[[ Input, beginning ]]

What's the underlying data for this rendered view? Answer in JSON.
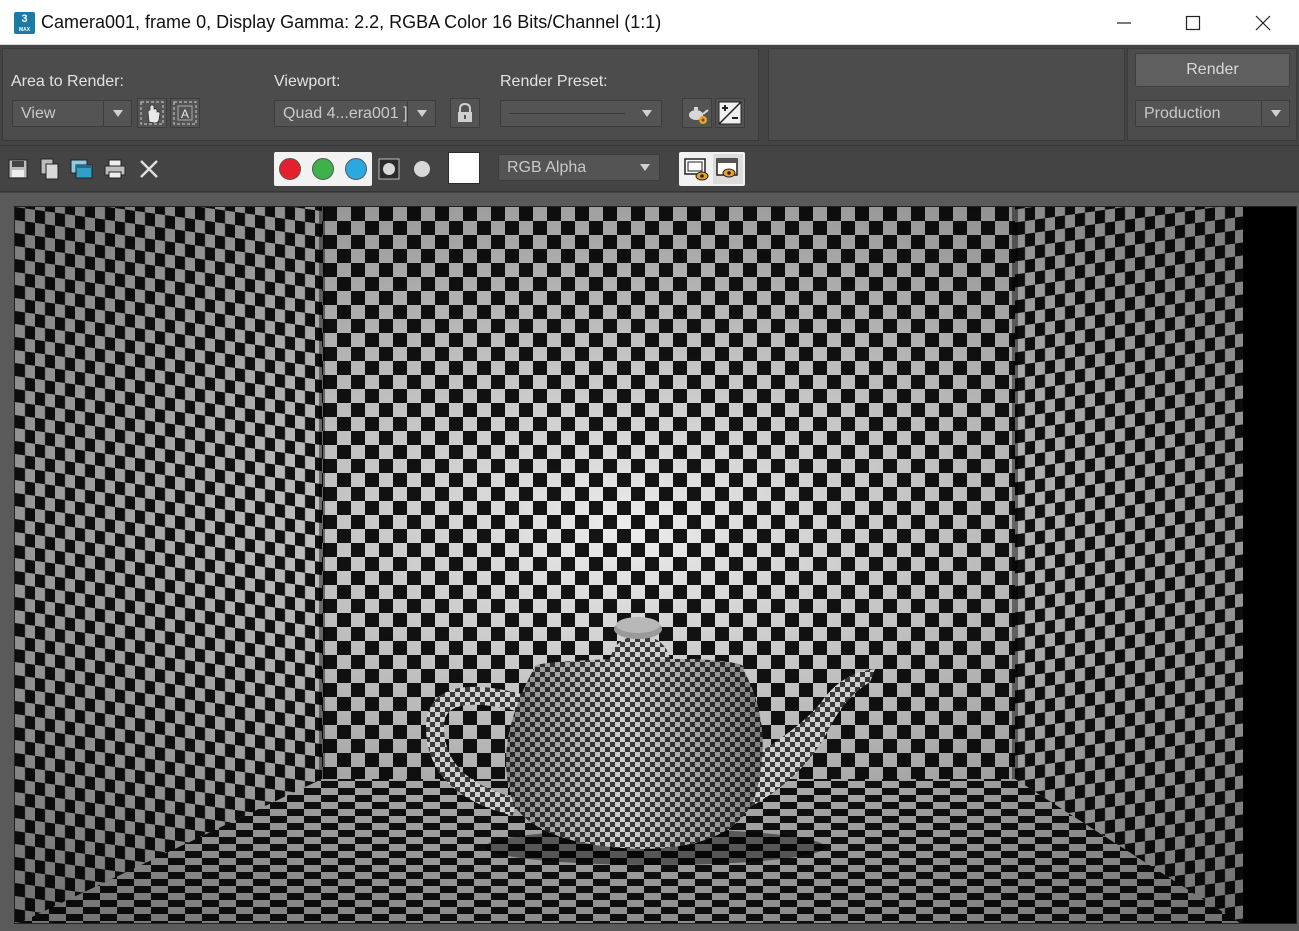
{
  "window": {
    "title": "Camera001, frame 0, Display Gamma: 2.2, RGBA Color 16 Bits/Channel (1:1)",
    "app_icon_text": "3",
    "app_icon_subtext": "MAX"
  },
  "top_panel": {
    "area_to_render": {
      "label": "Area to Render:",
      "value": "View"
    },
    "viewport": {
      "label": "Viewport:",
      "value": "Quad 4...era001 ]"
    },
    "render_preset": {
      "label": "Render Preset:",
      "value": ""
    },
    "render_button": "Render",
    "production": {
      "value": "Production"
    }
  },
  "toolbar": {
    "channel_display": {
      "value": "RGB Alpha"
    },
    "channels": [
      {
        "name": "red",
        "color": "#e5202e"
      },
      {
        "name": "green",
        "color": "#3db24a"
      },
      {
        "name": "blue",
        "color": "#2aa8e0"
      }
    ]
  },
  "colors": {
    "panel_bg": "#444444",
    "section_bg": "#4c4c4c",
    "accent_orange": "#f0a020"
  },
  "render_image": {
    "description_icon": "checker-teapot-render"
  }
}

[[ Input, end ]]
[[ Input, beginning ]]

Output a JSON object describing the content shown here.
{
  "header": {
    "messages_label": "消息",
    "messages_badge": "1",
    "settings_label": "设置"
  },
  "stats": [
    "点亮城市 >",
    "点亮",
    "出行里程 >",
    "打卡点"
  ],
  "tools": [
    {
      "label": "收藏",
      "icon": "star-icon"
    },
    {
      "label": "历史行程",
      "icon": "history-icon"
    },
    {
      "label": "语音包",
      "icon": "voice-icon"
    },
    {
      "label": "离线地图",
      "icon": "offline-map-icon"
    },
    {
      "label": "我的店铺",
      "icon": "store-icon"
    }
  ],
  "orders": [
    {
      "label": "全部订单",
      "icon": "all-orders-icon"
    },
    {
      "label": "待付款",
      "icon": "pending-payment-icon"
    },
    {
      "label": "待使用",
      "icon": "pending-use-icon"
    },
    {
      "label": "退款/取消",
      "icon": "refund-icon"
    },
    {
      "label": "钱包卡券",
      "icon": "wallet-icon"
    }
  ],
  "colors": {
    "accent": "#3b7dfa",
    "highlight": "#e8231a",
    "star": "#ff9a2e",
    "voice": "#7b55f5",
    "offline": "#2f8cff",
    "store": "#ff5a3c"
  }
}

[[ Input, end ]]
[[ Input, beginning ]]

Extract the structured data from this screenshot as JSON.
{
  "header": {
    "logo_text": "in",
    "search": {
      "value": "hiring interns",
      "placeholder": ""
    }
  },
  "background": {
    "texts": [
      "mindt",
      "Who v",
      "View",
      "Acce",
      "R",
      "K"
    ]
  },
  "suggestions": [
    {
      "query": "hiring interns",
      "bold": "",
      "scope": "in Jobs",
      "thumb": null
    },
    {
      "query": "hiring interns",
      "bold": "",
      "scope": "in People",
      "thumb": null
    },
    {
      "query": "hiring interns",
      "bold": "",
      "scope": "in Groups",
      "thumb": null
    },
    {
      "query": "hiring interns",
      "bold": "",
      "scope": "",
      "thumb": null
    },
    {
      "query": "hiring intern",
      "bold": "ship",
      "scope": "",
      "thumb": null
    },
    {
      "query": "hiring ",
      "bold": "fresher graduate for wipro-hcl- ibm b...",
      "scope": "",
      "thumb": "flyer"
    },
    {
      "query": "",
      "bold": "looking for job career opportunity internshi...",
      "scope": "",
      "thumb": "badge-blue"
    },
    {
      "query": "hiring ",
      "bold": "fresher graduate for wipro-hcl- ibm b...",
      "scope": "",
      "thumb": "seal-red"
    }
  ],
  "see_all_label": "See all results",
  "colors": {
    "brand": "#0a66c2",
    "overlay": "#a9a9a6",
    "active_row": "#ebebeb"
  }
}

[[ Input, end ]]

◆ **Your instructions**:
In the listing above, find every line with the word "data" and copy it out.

◆ **Exercise answer**:
What's the underlying data for this rendered view? Answer in JSON.
Extract the structured data from this screenshot as JSON.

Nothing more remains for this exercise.